You are saying that it is possible to call Tracker.autorun and Meteor.subscribe in a Vue component option to get client ViewModel - server Model reactivity by just inserting an import 'meteor/meteor' declaration into the Vue component instead of using the special variables $subscribe and $autorun of the vue-meteor-tracker module?

And that since Vue gives you View-ViewModel reactivity out-of-the-box, in most cases that is all what is needed to reactively percolate changes (triggered by a user acton on a client 1 Vue template View intercepted by a v-on directive):

  • from clent 1 Vue ViewModel to client 1 Vue template View through Vue reactivity,

  • then to a server Mongo record shared through Meteor pub/sub with a client 2,

  • then to the client 2 Vue ViewModel by Meteor reactivty,

  • then to that client 2 Vue template View via Vue reactivity

  • and then back in the other direction whenever the user interacting with client 2 also triggers a change.

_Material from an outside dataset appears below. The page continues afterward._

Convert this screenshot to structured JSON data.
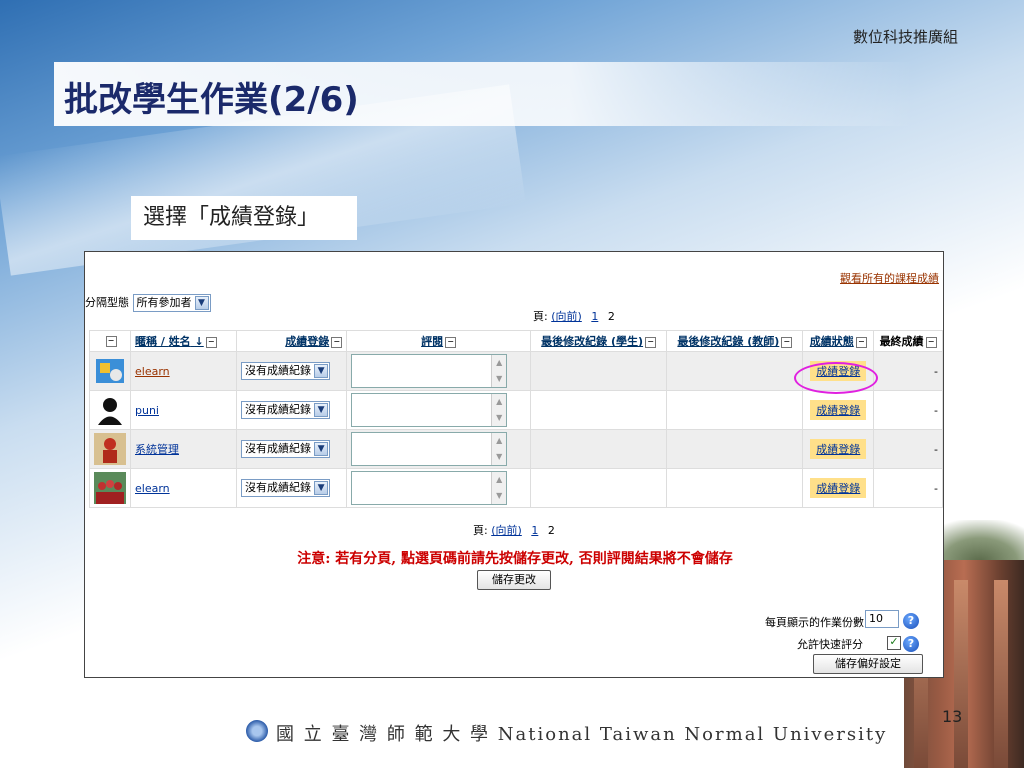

If this is indeed what you meant, then what is it exactly that one can achieve easily with $subscribe and $autorun and/or the meteor Vue custom option of the vue-meteor-tracker module that one cannot achieve as easily with mere Meteor.subscribe and Tracker.autorun calls in Vue code into which one just imported Meteor? :thinking:


#18

Jacques, in reality I’m not that far ahead of you in all this, so bear that in mind.

What I have recently discovered, as I have attempted to show you with some code, is that to a certain extent Meteor and vuejs work together without any help. Bear that in mind as you start coding is what I’m saying.

I can’t give you great specifics because I’m honestly only starting to code in earnest myself right now.
I did work on quasar-framework / vuejs to get quasar working with meteor because I wanted a nice ui and it looks great and all the others gave me problems.

Sorry if that’s not enough but my own experience is still too limited to give you much more.

However normal meteor pub / sub works in vuejs and so you can fill an array saved on the context (this.someKindOfArray) and then rely on vue to react and show someKindOfArray in the ui.
getWalkNames is not totally immutable - at some stage a walk might be added, but there is no benefit in making it reactive, it can just wait for the next page refresh.

Yes, it’s possible. But I presume you will need akryum code if you want auto updating in the ui. I say presume because I haven’t got around to trying all the possibilities yet. I’ve got quite a bit done without actually using the akryum code.

I wish I could help more, but I’m still working it all out as well.


#19

@mwarren2 Thanks very much!

so @akryum, @mitar, @gusto, @vooteles, @trimurtix, @herteby and other Vue-Meteor ninjas out there: do you confirm that full bi-directional reactivity between:

  • Vue Templates
  • Vue Instances
  • Meteor client side Minimongo Collection cache
  • Meteor server side persistant Collections

just works out-of-the-box with bare Meteor + bare Vue and that the akryum:vue-meteor-tracker or vuejs:meteor-integration packages are only needed to bring full reactivity with hybrid Vue+Blaze UI clients?

And since I am at it with my nagging clueless noob questions: what can one do more easily with a hybrid Vue+Blaze UI than with a pure Vue UI? I always thought that Vue was a replacement for Blaze not a complement to it, so I never quite understood the motivation behind all the example repos on Github with Meteor clients containing both Vue and Blaze code :thinking:


#20

See below an answer to a related question that @akryum posted on the Vue forum:

The purpose of vue-meteor-tracker is to make it easy for you to use Meteor reactive data inside Vue components, without having to care about handling every thing yourself (like teardown when the component is destroyed, or auto-update if you depend on a Vue reactive prop in your Meteor data).